■ YOUR INSTRUCTIONS: Select, from the data, each line where "Objekte" occurs.

━━━ INPUT MATERIAL

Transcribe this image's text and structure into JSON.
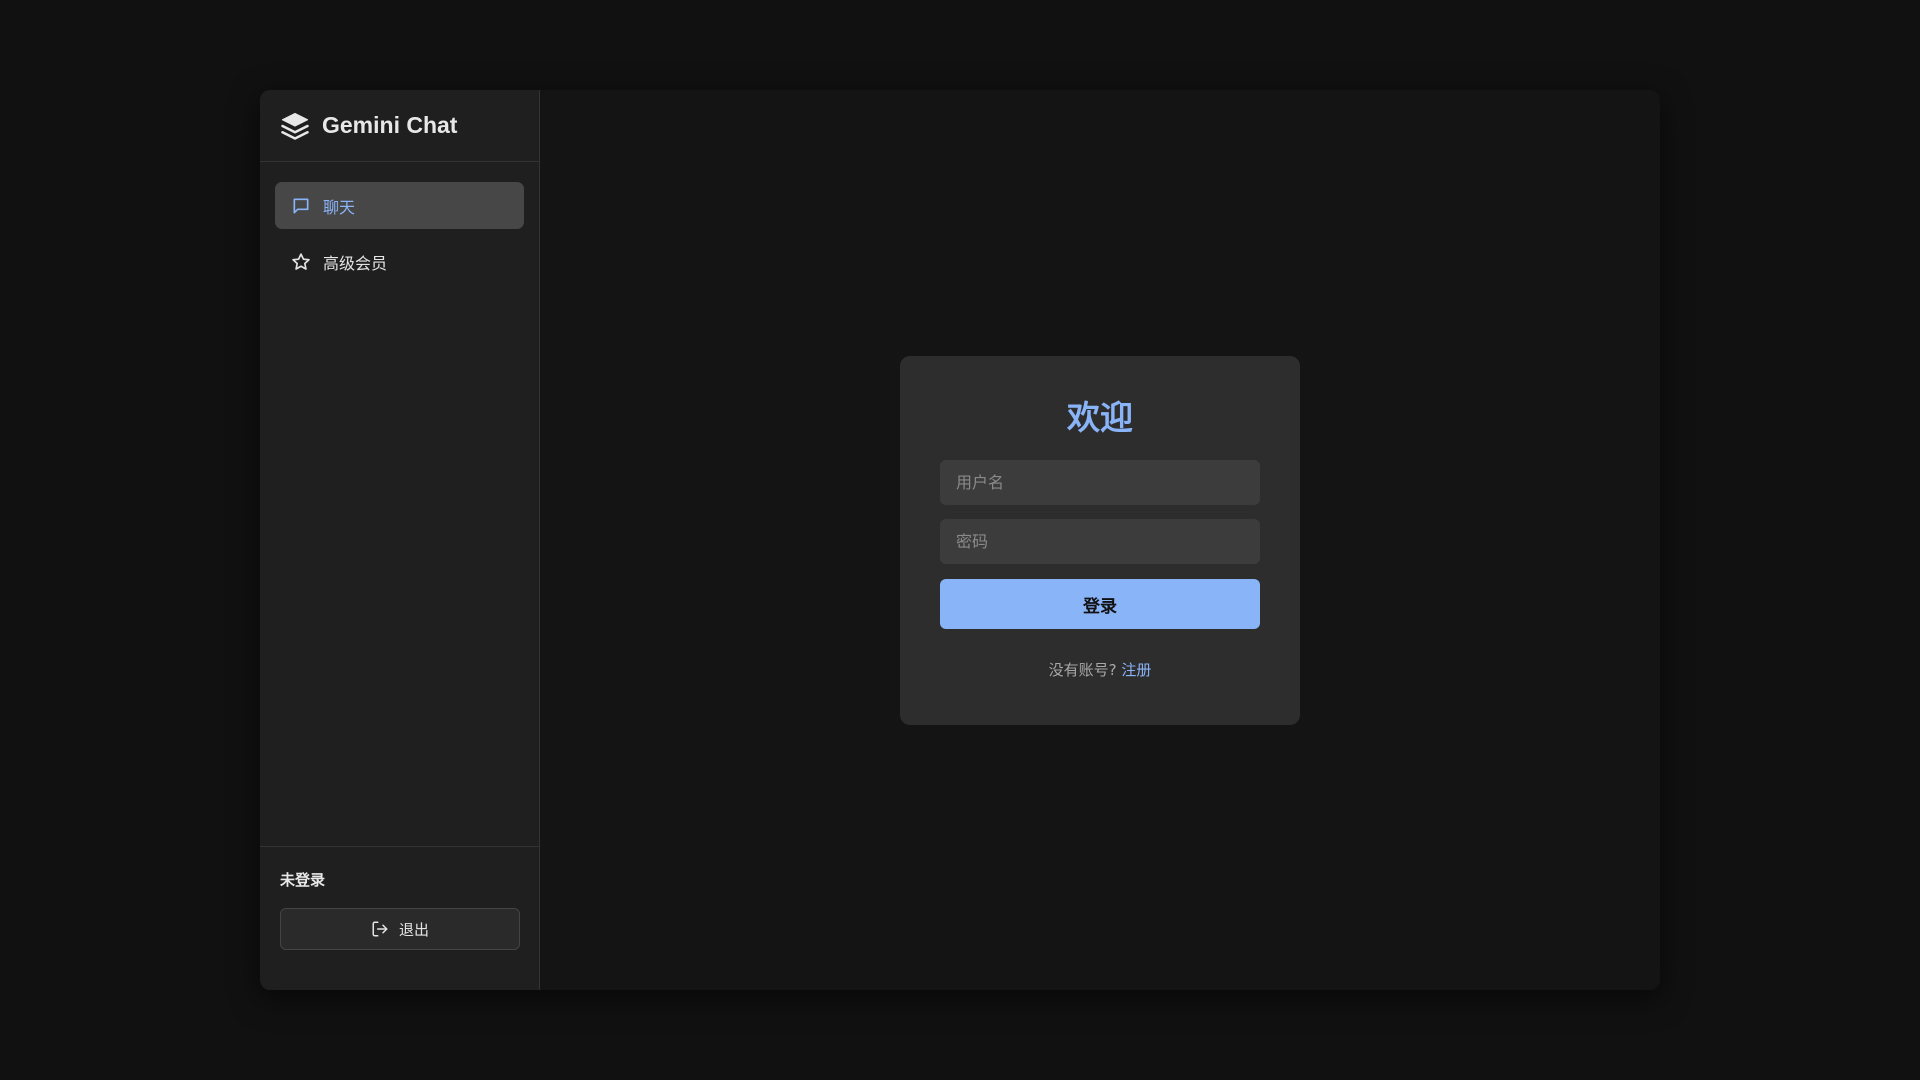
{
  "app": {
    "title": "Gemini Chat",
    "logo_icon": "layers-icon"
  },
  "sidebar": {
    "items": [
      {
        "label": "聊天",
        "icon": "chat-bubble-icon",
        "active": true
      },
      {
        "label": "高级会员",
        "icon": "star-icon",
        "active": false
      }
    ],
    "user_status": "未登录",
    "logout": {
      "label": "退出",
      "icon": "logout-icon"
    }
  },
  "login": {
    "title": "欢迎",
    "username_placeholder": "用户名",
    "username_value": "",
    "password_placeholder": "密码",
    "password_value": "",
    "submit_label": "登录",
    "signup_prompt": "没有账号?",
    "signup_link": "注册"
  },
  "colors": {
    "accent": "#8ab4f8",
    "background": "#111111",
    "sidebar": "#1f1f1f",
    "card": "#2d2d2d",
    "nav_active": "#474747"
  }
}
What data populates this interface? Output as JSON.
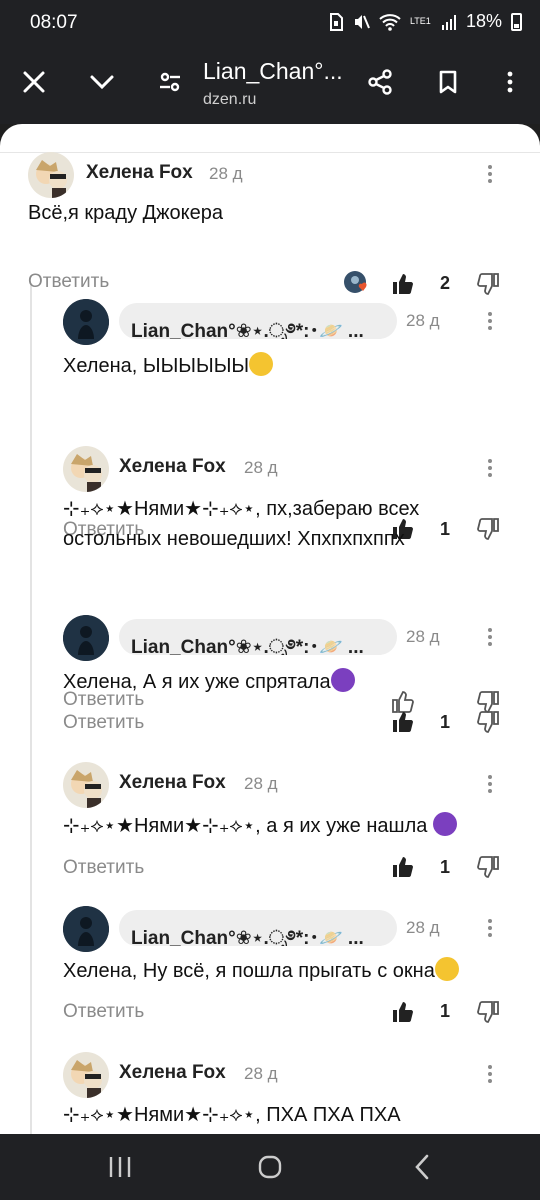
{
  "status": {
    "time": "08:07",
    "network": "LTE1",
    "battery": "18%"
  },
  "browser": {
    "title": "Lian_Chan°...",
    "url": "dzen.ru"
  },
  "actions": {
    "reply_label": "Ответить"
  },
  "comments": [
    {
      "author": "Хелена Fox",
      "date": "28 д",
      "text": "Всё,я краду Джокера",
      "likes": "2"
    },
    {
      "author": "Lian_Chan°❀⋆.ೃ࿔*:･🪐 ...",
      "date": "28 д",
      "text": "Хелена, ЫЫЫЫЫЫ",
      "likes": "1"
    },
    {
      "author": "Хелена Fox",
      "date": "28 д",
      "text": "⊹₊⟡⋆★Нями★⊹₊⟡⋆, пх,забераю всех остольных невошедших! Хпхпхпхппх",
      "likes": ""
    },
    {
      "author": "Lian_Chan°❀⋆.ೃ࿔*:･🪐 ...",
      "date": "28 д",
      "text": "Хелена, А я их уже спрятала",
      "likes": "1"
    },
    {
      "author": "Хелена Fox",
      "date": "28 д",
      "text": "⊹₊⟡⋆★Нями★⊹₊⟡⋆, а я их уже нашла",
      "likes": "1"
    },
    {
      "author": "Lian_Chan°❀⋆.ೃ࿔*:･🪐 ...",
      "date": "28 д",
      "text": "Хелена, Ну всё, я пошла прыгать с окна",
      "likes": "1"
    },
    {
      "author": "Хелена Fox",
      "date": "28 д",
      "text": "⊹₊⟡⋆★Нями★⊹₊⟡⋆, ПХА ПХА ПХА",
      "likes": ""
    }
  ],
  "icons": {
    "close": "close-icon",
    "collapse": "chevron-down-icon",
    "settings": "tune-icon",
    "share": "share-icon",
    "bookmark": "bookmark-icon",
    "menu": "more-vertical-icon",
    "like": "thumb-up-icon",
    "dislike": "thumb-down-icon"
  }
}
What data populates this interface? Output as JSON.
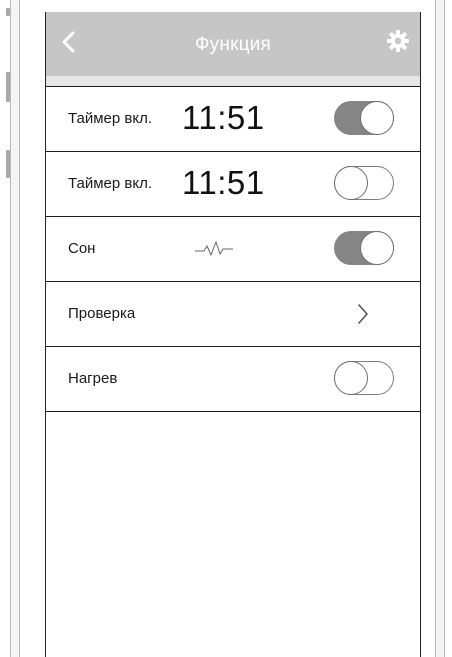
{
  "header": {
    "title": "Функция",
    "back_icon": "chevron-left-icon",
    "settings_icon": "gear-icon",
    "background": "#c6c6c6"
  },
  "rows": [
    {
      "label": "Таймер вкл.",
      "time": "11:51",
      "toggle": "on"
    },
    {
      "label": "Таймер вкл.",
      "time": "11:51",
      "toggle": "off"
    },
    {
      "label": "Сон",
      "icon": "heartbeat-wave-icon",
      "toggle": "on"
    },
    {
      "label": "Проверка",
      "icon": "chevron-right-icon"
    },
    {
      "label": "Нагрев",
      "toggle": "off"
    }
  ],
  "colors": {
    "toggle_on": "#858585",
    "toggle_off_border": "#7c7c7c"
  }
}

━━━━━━
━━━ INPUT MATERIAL

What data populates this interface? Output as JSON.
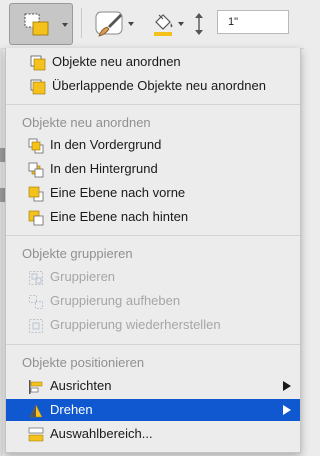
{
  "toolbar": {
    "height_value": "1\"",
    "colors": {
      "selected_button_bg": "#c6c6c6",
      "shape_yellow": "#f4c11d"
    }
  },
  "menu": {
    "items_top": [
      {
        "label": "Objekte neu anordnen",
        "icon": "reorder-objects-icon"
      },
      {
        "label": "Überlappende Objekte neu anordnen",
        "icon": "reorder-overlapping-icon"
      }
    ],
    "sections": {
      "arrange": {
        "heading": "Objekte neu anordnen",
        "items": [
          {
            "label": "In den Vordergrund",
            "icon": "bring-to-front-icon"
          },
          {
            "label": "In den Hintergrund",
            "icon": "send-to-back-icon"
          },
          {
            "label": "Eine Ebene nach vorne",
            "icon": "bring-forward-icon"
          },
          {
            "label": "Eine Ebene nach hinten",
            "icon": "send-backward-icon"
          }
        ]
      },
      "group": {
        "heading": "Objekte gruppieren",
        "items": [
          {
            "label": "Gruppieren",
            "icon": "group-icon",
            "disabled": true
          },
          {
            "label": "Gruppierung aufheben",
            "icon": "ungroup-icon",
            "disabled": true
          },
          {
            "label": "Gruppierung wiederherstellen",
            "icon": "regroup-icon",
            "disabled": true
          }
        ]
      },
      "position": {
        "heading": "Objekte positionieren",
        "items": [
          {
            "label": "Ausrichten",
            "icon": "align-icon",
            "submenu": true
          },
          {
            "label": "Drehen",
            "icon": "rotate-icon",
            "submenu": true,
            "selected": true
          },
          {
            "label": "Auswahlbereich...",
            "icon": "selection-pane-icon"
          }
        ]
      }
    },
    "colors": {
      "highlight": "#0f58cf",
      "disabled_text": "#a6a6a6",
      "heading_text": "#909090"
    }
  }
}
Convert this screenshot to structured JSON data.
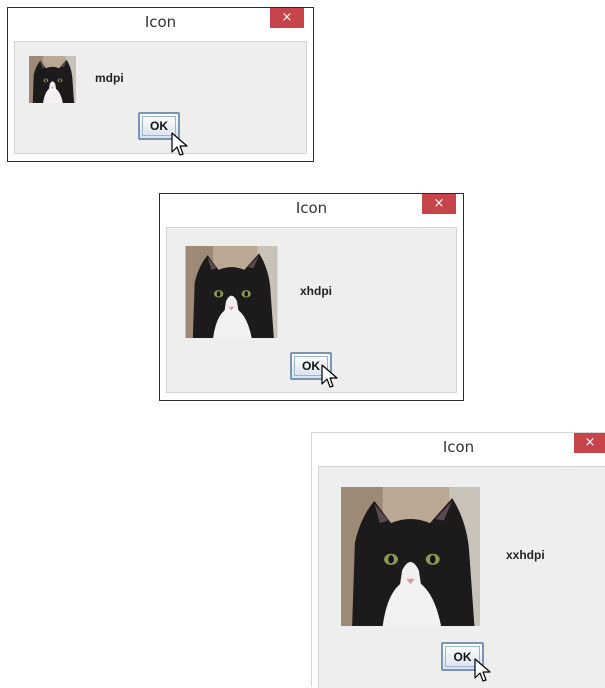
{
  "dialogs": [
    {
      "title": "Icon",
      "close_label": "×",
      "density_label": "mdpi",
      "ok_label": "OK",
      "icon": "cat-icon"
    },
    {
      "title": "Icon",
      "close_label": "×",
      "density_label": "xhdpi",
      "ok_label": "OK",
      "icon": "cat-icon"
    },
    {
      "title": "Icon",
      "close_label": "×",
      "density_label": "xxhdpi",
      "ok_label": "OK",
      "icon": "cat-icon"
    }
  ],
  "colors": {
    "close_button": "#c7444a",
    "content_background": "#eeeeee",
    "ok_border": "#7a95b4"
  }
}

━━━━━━
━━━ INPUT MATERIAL

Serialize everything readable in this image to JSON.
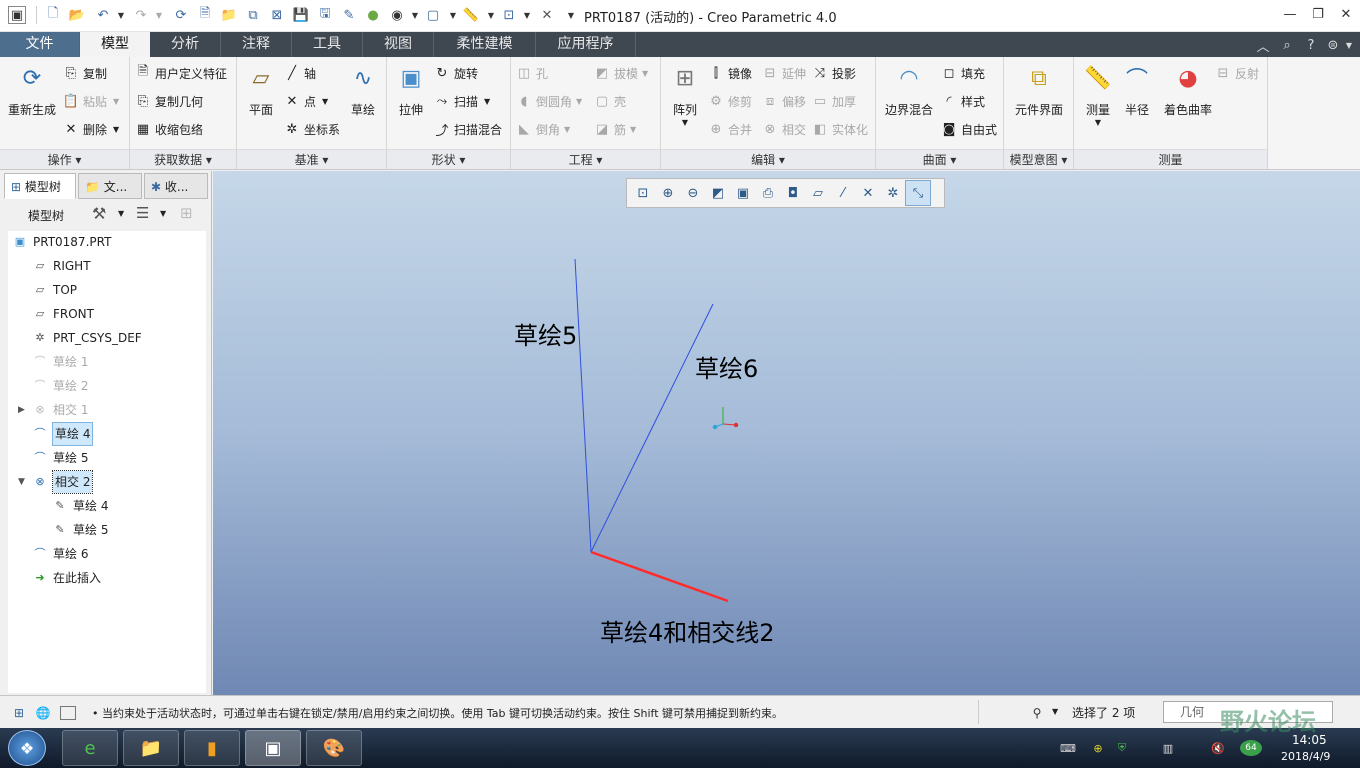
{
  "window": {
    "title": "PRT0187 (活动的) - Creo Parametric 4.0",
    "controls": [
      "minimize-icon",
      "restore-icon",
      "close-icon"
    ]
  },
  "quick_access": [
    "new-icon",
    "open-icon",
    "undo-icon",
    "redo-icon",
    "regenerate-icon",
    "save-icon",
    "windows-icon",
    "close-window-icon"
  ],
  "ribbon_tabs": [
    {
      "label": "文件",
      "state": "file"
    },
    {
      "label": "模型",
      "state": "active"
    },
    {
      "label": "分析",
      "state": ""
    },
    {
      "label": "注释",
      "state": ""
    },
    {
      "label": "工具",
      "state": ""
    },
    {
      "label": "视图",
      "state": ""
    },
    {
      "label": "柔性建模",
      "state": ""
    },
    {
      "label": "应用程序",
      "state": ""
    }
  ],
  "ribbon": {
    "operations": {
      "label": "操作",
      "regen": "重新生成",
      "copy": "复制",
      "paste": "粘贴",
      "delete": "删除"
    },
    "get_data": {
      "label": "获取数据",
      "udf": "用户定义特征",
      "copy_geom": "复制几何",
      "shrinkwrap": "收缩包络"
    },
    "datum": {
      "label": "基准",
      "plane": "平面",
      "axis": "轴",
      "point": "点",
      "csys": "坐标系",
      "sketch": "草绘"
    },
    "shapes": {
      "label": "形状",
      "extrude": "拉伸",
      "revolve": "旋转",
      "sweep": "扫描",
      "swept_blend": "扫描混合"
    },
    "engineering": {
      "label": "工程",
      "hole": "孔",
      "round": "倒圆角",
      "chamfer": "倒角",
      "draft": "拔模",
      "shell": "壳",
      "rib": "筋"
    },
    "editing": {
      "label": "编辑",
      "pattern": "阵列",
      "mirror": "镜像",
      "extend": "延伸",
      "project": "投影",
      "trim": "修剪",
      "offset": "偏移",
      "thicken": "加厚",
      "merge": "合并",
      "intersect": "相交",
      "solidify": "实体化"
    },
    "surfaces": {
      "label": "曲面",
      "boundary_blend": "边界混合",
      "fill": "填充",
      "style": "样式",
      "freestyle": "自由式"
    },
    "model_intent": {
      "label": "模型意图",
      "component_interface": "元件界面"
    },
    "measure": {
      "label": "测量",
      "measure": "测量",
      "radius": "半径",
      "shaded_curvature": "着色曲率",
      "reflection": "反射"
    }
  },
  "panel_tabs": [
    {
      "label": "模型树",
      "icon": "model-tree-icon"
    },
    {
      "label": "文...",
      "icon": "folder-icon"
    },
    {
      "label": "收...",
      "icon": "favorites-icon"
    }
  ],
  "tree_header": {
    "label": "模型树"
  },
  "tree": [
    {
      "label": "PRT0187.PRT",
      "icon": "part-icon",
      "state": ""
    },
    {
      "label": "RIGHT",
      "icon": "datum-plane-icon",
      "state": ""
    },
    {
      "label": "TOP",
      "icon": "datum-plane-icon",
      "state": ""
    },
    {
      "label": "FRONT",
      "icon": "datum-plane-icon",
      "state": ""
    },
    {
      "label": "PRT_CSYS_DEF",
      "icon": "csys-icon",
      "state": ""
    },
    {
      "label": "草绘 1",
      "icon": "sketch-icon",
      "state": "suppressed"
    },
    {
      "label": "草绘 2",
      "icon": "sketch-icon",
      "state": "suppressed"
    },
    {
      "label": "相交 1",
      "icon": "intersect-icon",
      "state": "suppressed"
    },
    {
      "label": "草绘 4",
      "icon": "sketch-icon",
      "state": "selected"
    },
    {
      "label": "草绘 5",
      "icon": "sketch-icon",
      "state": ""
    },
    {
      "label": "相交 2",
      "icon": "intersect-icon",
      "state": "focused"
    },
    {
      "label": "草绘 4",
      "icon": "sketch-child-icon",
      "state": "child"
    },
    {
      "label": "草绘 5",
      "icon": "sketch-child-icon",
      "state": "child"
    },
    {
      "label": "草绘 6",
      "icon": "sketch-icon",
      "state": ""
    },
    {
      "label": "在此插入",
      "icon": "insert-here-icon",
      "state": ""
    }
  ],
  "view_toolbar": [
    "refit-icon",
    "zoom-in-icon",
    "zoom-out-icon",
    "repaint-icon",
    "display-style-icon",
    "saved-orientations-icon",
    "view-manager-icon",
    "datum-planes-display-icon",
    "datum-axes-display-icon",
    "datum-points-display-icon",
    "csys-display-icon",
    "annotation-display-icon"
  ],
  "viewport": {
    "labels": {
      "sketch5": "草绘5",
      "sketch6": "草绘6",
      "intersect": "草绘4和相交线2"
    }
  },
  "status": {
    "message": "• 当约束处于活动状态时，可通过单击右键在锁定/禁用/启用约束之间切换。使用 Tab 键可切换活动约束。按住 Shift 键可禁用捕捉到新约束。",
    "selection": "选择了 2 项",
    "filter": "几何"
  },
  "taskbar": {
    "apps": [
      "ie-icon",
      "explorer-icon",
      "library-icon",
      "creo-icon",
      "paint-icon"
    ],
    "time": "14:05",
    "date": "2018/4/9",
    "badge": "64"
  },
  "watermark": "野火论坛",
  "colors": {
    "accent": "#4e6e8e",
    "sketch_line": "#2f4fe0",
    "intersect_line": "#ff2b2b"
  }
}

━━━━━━

■ YOUR SOLUTION:
        "label": "Objekte neu anordnen",
        "label": "Überlappende Objekte neu anordnen",
        "heading": "Objekte neu anordnen",
        "heading": "Objekte gruppieren",
        "heading": "Objekte positionieren",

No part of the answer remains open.